--- Material supplied ---

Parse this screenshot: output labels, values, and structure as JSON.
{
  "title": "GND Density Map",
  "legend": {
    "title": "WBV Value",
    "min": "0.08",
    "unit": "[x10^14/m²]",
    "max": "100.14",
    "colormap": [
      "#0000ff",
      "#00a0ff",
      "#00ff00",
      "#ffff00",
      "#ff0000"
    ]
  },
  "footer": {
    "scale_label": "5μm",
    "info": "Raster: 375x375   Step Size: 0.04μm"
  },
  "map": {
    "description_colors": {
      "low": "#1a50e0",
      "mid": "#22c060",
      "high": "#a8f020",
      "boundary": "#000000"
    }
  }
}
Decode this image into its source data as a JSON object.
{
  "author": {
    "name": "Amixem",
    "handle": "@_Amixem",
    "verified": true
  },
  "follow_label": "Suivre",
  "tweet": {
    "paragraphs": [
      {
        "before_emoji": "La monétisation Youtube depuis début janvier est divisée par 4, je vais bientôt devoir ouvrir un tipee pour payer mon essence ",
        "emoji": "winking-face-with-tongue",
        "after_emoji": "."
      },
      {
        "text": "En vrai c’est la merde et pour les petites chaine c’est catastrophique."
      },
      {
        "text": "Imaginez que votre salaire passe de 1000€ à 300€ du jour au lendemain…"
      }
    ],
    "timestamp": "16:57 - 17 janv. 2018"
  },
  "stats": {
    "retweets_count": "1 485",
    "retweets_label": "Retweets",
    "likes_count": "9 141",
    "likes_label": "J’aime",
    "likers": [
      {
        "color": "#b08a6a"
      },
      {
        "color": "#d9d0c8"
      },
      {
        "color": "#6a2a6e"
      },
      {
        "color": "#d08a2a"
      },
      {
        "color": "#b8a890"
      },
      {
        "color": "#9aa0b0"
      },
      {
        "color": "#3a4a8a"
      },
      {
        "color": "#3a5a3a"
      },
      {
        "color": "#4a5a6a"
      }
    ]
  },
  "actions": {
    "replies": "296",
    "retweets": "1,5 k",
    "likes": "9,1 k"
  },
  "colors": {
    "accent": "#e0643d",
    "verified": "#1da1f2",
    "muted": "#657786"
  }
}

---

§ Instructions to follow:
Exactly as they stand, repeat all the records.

§ Task output:
Parse this screenshot: output labels, values, and structure as JSON.
{
  "title": "GND Density Map",
  "legend": {
    "title": "WBV Value",
    "min": "0.08",
    "unit": "[x10^14/m²]",
    "max": "100.14",
    "colormap": [
      "#0000ff",
      "#00a0ff",
      "#00ff00",
      "#ffff00",
      "#ff0000"
    ]
  },
  "footer": {
    "scale_label": "5μm",
    "info": "Raster: 375x375   Step Size: 0.04μm"
  },
  "map": {
    "description_colors": {
      "low": "#1a50e0",
      "mid": "#22c060",
      "high": "#a8f020",
      "boundary": "#000000"
    }
  }
}
Decode this image into its source data as a JSON object.
{
  "author": {
    "name": "Amixem",
    "handle": "@_Amixem",
    "verified": true
  },
  "follow_label": "Suivre",
  "tweet": {
    "paragraphs": [
      {
        "before_emoji": "La monétisation Youtube depuis début janvier est divisée par 4, je vais bientôt devoir ouvrir un tipee pour payer mon essence ",
        "emoji": "winking-face-with-tongue",
        "after_emoji": "."
      },
      {
        "text": "En vrai c’est la merde et pour les petites chaine c’est catastrophique."
      },
      {
        "text": "Imaginez que votre salaire passe de 1000€ à 300€ du jour au lendemain…"
      }
    ],
    "timestamp": "16:57 - 17 janv. 2018"
  },
  "stats": {
    "retweets_count": "1 485",
    "retweets_label": "Retweets",
    "likes_count": "9 141",
    "likes_label": "J’aime",
    "likers": [
      {
        "color": "#b08a6a"
      },
      {
        "color": "#d9d0c8"
      },
      {
        "color": "#6a2a6e"
      },
      {
        "color": "#d08a2a"
      },
      {
        "color": "#b8a890"
      },
      {
        "color": "#9aa0b0"
      },
      {
        "color": "#3a4a8a"
      },
      {
        "color": "#3a5a3a"
      },
      {
        "color": "#4a5a6a"
      }
    ]
  },
  "actions": {
    "replies": "296",
    "retweets": "1,5 k",
    "likes": "9,1 k"
  },
  "colors": {
    "accent": "#e0643d",
    "verified": "#1da1f2",
    "muted": "#657786"
  }
}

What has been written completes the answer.